Stored dataset items:
%%

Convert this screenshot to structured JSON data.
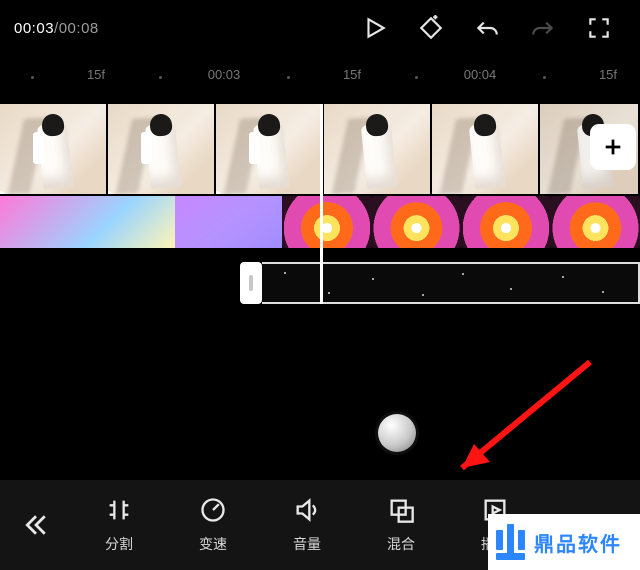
{
  "timecode": {
    "current": "00:03",
    "total": "00:08",
    "sep": "/"
  },
  "ruler": [
    "·",
    "15f",
    "·",
    "00:03",
    "·",
    "15f",
    "·",
    "00:04",
    "·",
    "15f"
  ],
  "add_label": "+",
  "toolbar": {
    "back": "«",
    "items": [
      {
        "key": "split",
        "label": "分割"
      },
      {
        "key": "speed",
        "label": "变速"
      },
      {
        "key": "volume",
        "label": "音量"
      },
      {
        "key": "blend",
        "label": "混合"
      },
      {
        "key": "preview",
        "label": "播放"
      }
    ]
  },
  "watermark": {
    "text": "鼎品软件"
  }
}
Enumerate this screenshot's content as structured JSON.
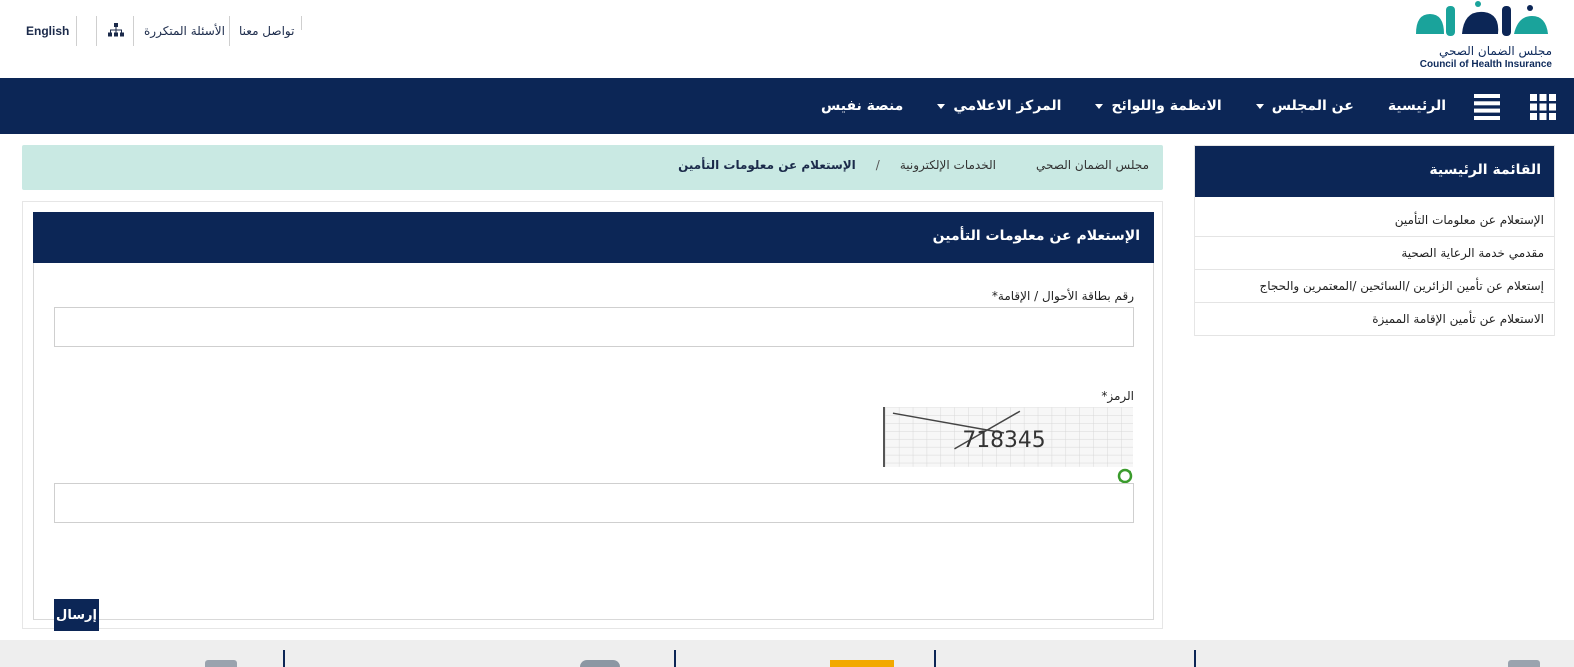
{
  "brand": {
    "logo_ar": "ضمان",
    "logo_sub": "مجلس الضمان الصحي",
    "logo_en": "Council of Health Insurance",
    "primary_color": "#0c2656",
    "accent_color": "#1aa39b"
  },
  "top_links": {
    "language": "English",
    "sitemap_icon": "sitemap-icon",
    "faq": "الأسئلة المتكررة",
    "contact": "تواصل معنا"
  },
  "nav": {
    "items": [
      {
        "label": "الرئيسية",
        "has_dropdown": false
      },
      {
        "label": "عن المجلس",
        "has_dropdown": true
      },
      {
        "label": "الانظمة واللوائح",
        "has_dropdown": true
      },
      {
        "label": "المركز الاعلامي",
        "has_dropdown": true
      },
      {
        "label": "منصة نفيس",
        "has_dropdown": false
      }
    ],
    "grid_icon": "apps-grid-icon",
    "menu_icon": "hamburger-icon"
  },
  "breadcrumb": {
    "items": [
      "مجلس الضمان الصحي",
      "الخدمات الإلكترونية",
      "الإستعلام عن معلومات التأمين"
    ],
    "separator": "/"
  },
  "form": {
    "title": "الإستعلام عن معلومات التأمين",
    "id_label": "رقم بطاقة الأحوال / الإقامة*",
    "id_value": "",
    "captcha_label": "الرمز*",
    "captcha_text": "718345",
    "captcha_value": "",
    "refresh_icon": "refresh-icon",
    "submit_label": "إرسال"
  },
  "side_menu": {
    "title": "القائمة الرئيسية",
    "items": [
      "الإستعلام عن معلومات التأمين",
      "مقدمي خدمة الرعاية الصحية",
      "إستعلام عن تأمين الزائرين /السائحين /المعتمرين والحجاج",
      "الاستعلام عن تأمين الإقامة المميزة"
    ]
  }
}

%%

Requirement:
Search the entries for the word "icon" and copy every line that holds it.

Expected answer:
    "sitemap_icon": "sitemap-icon",
    "grid_icon": "apps-grid-icon",
    "menu_icon": "hamburger-icon"
    "refresh_icon": "refresh-icon",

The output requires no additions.